── RECORDS SHOWN

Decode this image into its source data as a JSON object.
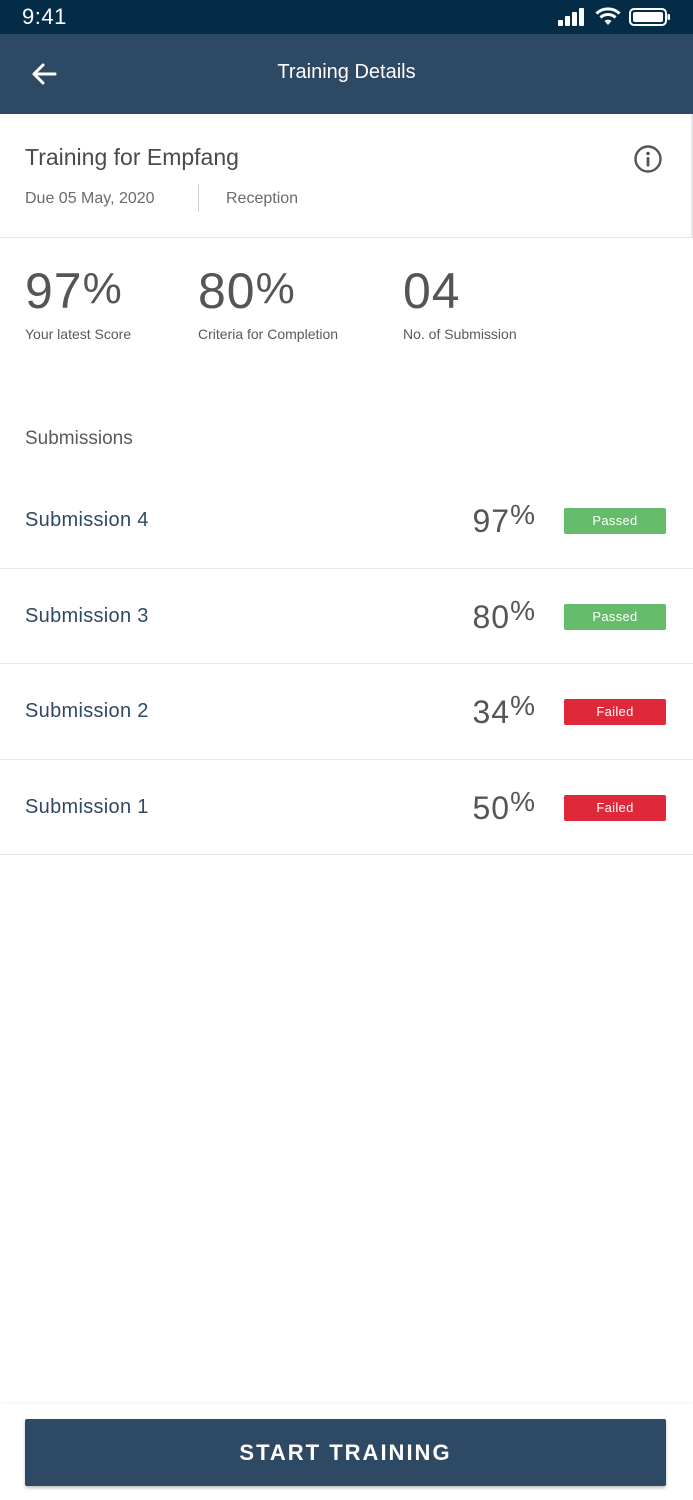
{
  "status_bar": {
    "time": "9:41"
  },
  "header": {
    "title": "Training Details",
    "back_icon": "arrow-left-icon"
  },
  "training": {
    "title": "Training for Empfang",
    "due": "Due 05 May, 2020",
    "department": "Reception",
    "info_icon": "info-icon"
  },
  "stats": [
    {
      "value": "97",
      "unit": "%",
      "label": "Your latest Score"
    },
    {
      "value": "80",
      "unit": "%",
      "label": "Criteria for Completion"
    },
    {
      "value": "04",
      "unit": "",
      "label": "No. of Submission"
    }
  ],
  "submissions": {
    "heading": "Submissions",
    "items": [
      {
        "name": "Submission 4",
        "score": "97",
        "unit": "%",
        "status": "Passed"
      },
      {
        "name": "Submission 3",
        "score": "80",
        "unit": "%",
        "status": "Passed"
      },
      {
        "name": "Submission 2",
        "score": "34",
        "unit": "%",
        "status": "Failed"
      },
      {
        "name": "Submission 1",
        "score": "50",
        "unit": "%",
        "status": "Failed"
      }
    ]
  },
  "actions": {
    "start_label": "START TRAINING"
  },
  "colors": {
    "status_bar": "#042c47",
    "primary": "#2e4964",
    "passed": "#65bc6a",
    "failed": "#e0283b"
  }
}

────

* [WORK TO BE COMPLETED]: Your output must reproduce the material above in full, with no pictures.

* [RESPONSE TO THE EXERCISE]:
Decode this image into its source data as a JSON object.
{
  "status_bar": {
    "time": "9:41"
  },
  "header": {
    "title": "Training Details",
    "back_icon": "arrow-left-icon"
  },
  "training": {
    "title": "Training for Empfang",
    "due": "Due 05 May, 2020",
    "department": "Reception",
    "info_icon": "info-icon"
  },
  "stats": [
    {
      "value": "97",
      "unit": "%",
      "label": "Your latest Score"
    },
    {
      "value": "80",
      "unit": "%",
      "label": "Criteria for Completion"
    },
    {
      "value": "04",
      "unit": "",
      "label": "No. of Submission"
    }
  ],
  "submissions": {
    "heading": "Submissions",
    "items": [
      {
        "name": "Submission 4",
        "score": "97",
        "unit": "%",
        "status": "Passed"
      },
      {
        "name": "Submission 3",
        "score": "80",
        "unit": "%",
        "status": "Passed"
      },
      {
        "name": "Submission 2",
        "score": "34",
        "unit": "%",
        "status": "Failed"
      },
      {
        "name": "Submission 1",
        "score": "50",
        "unit": "%",
        "status": "Failed"
      }
    ]
  },
  "actions": {
    "start_label": "START TRAINING"
  },
  "colors": {
    "status_bar": "#042c47",
    "primary": "#2e4964",
    "passed": "#65bc6a",
    "failed": "#e0283b"
  }
}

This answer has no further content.